This could be the right fixture at the right time for us. We look okay, but unspectacular at the moment, and that could well be enough. However, if Forest play to anything like their potential, it almost certainly won't be enough.
So, back to the reasons I like Nottingham Forest. It helps that we always seem to do well there, and on the back of yet another successful trip to Bramall Lane, success at the City Ground seems fitting. The City Ground was the scene of one of the finest Watford performances I have ever seen, the Micah Hyde-inspired 2-0 win in 2000. And it is one of very few grounds that is actually in pleasant surroundings.
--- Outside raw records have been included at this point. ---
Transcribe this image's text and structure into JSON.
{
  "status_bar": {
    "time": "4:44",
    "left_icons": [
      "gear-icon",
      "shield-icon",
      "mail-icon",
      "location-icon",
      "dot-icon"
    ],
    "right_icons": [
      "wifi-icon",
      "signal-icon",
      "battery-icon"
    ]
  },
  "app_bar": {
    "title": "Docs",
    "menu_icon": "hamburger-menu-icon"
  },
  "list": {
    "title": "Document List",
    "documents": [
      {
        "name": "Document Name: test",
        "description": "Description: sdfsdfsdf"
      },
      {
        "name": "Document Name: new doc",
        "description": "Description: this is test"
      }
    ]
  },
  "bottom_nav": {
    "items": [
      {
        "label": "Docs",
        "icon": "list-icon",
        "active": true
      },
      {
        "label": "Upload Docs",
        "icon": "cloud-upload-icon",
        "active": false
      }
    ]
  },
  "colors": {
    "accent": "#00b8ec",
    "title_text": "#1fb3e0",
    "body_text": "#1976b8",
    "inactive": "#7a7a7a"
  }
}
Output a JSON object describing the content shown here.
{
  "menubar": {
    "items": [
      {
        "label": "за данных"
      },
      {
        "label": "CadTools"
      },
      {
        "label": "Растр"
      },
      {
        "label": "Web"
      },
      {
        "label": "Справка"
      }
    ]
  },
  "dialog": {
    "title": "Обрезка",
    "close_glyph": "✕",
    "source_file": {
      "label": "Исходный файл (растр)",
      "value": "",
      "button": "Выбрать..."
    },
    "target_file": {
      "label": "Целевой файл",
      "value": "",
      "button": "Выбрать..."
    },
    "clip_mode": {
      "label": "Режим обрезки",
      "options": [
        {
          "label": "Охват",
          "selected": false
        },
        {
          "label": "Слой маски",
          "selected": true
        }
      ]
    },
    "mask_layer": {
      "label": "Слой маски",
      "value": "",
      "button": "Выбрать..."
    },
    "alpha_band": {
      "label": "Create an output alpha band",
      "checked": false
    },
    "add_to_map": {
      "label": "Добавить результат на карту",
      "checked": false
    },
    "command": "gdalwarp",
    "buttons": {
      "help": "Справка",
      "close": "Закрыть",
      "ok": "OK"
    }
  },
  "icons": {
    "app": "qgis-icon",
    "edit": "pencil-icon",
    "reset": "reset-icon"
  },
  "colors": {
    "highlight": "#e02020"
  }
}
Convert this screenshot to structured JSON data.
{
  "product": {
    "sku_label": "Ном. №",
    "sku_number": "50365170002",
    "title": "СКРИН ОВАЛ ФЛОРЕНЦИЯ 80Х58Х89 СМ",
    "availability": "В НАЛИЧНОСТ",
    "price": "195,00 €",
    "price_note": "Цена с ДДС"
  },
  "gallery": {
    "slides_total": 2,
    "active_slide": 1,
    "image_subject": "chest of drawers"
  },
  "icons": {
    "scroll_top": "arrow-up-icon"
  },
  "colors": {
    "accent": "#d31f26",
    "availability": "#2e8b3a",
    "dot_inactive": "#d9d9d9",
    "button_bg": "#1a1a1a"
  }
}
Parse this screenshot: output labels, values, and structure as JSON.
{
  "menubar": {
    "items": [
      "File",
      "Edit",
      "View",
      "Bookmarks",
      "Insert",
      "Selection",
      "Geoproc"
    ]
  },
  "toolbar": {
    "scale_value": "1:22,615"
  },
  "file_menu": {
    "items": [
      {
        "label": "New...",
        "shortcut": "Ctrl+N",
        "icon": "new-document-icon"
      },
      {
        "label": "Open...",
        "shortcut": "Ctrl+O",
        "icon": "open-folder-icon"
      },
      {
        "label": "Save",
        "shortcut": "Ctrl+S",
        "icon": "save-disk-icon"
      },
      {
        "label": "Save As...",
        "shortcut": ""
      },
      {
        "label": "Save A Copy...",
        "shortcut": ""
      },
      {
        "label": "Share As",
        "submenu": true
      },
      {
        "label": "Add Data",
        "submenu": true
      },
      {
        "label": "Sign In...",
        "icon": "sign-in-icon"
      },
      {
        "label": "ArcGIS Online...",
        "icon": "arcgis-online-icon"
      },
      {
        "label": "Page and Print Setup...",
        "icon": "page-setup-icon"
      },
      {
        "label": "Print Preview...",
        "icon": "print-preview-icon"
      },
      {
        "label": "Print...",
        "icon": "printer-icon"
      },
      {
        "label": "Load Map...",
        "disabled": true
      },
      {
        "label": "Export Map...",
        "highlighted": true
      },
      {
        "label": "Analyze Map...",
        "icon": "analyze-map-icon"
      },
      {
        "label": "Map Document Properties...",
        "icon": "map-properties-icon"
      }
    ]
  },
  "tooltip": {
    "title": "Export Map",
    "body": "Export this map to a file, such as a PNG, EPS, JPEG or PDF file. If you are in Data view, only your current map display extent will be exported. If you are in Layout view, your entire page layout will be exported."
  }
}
But I think the main reason for my respect for them would have to be Cloughie, probably the only manager that I would consider rating above Graham Taylor. And herein lies a similarity between our clubs, and a stark warning. Asking future Watford managers to take their place in the dugout beneath the Graham Taylor Stand could be a big mistake. It's hard for some people to accept that Ray Lewington is actually doing an excellent job, but that's because we've been spoiled, as Forest were under Brian Clough. Joe Kinnear is their seventh manager since Clough retired in 1993, the eighth might not be long in coming. He was a great manager, and a great man. But he should not be the benchmark against which future managers are judged. Likewise Graham Taylor.
Good luck to Forest, then - I really hope they turn it around. Starting on Sunday. Then, perhaps, I will get to see my ideal league table - Watford as champions, Crewe runners-up and Forest winning the play offs. If you want to know who would be relegated, you don't need to look very far from Nottingham.
Hmm, I wonder what odds I could get....